Return the data below in full, matching every line exactly.
#### Records
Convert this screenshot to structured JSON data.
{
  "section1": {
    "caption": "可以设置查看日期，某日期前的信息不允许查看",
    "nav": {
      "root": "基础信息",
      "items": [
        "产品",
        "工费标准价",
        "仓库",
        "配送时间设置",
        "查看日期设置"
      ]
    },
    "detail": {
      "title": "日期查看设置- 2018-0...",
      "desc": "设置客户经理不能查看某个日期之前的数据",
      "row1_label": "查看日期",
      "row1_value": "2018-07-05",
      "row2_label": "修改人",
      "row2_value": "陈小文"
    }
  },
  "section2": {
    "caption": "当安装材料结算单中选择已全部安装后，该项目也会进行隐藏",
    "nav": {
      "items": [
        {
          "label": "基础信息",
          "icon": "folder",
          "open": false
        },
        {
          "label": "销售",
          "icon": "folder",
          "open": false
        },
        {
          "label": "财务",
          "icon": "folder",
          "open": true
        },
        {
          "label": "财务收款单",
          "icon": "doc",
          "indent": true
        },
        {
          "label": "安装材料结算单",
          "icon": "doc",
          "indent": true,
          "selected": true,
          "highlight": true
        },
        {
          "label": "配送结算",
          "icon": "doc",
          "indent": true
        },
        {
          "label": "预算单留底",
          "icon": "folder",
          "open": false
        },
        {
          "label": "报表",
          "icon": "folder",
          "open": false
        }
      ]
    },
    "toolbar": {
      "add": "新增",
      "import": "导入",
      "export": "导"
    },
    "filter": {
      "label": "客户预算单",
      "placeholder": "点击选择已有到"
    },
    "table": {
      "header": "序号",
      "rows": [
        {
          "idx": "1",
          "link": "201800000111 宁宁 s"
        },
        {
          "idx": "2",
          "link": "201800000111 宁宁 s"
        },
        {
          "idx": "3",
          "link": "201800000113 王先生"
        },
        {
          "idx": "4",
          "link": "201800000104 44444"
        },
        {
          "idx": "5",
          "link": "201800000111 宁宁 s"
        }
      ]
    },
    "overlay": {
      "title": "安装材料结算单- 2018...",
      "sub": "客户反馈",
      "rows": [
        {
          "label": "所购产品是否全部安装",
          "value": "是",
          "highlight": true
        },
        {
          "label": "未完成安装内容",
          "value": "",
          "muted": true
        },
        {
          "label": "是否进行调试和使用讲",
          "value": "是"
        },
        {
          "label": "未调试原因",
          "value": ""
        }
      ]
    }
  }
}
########
**Output of the exercise:**
Convert this screenshot to structured JSON data.
{
  "section1": {
    "caption": "可以设置查看日期，某日期前的信息不允许查看",
    "nav": {
      "root": "基础信息",
      "items": [
        "产品",
        "工费标准价",
        "仓库",
        "配送时间设置",
        "查看日期设置"
      ]
    },
    "detail": {
      "title": "日期查看设置- 2018-0...",
      "desc": "设置客户经理不能查看某个日期之前的数据",
      "row1_label": "查看日期",
      "row1_value": "2018-07-05",
      "row2_label": "修改人",
      "row2_value": "陈小文"
    }
  },
  "section2": {
    "caption": "当安装材料结算单中选择已全部安装后，该项目也会进行隐藏",
    "nav": {
      "items": [
        {
          "label": "基础信息",
          "icon": "folder",
          "open": false
        },
        {
          "label": "销售",
          "icon": "folder",
          "open": false
        },
        {
          "label": "财务",
          "icon": "folder",
          "open": true
        },
        {
          "label": "财务收款单",
          "icon": "doc",
          "indent": true
        },
        {
          "label": "安装材料结算单",
          "icon": "doc",
          "indent": true,
          "selected": true,
          "highlight": true
        },
        {
          "label": "配送结算",
          "icon": "doc",
          "indent": true
        },
        {
          "label": "预算单留底",
          "icon": "folder",
          "open": false
        },
        {
          "label": "报表",
          "icon": "folder",
          "open": false
        }
      ]
    },
    "toolbar": {
      "add": "新增",
      "import": "导入",
      "export": "导"
    },
    "filter": {
      "label": "客户预算单",
      "placeholder": "点击选择已有到"
    },
    "table": {
      "header": "序号",
      "rows": [
        {
          "idx": "1",
          "link": "201800000111 宁宁 s"
        },
        {
          "idx": "2",
          "link": "201800000111 宁宁 s"
        },
        {
          "idx": "3",
          "link": "201800000113 王先生"
        },
        {
          "idx": "4",
          "link": "201800000104 44444"
        },
        {
          "idx": "5",
          "link": "201800000111 宁宁 s"
        }
      ]
    },
    "overlay": {
      "title": "安装材料结算单- 2018...",
      "sub": "客户反馈",
      "rows": [
        {
          "label": "所购产品是否全部安装",
          "value": "是",
          "highlight": true
        },
        {
          "label": "未完成安装内容",
          "value": "",
          "muted": true
        },
        {
          "label": "是否进行调试和使用讲",
          "value": "是"
        },
        {
          "label": "未调试原因",
          "value": ""
        }
      ]
    }
  }
}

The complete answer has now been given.